In February 2023, Dr. Lijuan Qian, the PI of the ECura project, initiated a collaboration with two Meige musicians during her spring fieldwork trip to Yunnan. These two musicians, Rongxiu Luo and Xiaowei Guo, hold positions as the Head of the NGO Meige Studio and the Head of The Centre of Intangible Cultural Transmission, Preservation and Exhibition, Yao’an county, respectively. They have played significant roles in collaborating with ECura project. (Refer to the first group photo on the left: from the left to right, you can see Rongxiu Luo, Xiaowei Guo and Lijuan Qian). This collaboration led to the establishment of the UCC Meige Research Collaborative Work Base in Mayou village, Yao’an county, Chuxiong Yi autonomous prefecture, Yunnan province.
In response to the appeals from Meige Studio and Yi villagers for governmental aid in preserving invaluable intangible cultural heritage of music, Lijuan Qian utilised her social and academic networks. Her efforts successfully secured official collaborations across various governmental levels in Mayou village, Yao’an county, and facilitated academic collaborations with Yunnan Nationalist University. (Refer to the second group photo on the left: Xingfa Bai, Professor at the Yunnan Nationalist University and the President of the Yunnan Association of Yi Studies, came to the Work Base inauguration and jointly unveiled the plaque with Lijuan Qian).

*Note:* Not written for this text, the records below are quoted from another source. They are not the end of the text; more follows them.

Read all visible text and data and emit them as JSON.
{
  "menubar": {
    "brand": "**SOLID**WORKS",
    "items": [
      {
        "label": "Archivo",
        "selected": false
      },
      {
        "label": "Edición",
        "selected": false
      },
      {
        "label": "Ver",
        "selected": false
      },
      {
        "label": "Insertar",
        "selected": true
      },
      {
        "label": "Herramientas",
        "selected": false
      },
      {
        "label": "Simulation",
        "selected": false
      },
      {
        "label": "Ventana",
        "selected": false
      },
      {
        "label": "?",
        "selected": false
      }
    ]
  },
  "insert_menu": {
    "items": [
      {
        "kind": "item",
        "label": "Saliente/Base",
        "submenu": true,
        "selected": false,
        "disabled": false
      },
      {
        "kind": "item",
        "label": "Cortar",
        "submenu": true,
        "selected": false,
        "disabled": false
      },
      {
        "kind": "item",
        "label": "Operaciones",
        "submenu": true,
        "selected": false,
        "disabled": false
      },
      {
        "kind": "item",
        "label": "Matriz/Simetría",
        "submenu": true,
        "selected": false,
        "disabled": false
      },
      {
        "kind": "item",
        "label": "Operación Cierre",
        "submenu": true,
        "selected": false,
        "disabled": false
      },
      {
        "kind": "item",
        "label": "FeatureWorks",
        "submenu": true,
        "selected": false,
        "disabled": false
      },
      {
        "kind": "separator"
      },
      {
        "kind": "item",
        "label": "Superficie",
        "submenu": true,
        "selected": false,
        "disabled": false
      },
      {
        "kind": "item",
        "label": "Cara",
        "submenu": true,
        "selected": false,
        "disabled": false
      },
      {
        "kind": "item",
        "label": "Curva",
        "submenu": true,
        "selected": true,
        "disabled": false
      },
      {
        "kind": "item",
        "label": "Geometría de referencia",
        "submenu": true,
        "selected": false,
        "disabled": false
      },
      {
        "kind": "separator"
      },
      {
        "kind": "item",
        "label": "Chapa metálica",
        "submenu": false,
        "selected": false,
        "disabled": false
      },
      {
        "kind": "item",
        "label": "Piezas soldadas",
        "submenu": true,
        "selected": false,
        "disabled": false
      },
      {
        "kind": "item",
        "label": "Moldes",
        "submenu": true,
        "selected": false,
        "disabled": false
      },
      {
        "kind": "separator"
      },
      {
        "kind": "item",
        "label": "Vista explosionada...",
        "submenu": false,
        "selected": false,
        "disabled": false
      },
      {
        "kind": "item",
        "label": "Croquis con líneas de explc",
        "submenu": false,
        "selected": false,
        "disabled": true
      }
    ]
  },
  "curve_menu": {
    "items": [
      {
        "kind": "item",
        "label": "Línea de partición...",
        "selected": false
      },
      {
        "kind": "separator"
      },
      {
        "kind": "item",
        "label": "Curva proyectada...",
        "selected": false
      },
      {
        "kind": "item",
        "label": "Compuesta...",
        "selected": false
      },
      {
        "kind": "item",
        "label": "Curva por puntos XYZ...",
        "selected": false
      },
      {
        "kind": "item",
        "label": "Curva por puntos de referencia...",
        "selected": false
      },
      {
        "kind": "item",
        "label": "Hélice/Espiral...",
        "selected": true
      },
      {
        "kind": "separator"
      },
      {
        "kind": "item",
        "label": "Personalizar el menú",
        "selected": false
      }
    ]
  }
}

The establishment of this Collaborative Work Base not only received strong support from Meige Studio, Yi musicians and the local villagers from Mayou Village, but also marked a momentous milestone as it signified the first formal collaboration between University College Cork and the academic communities in Yunnan.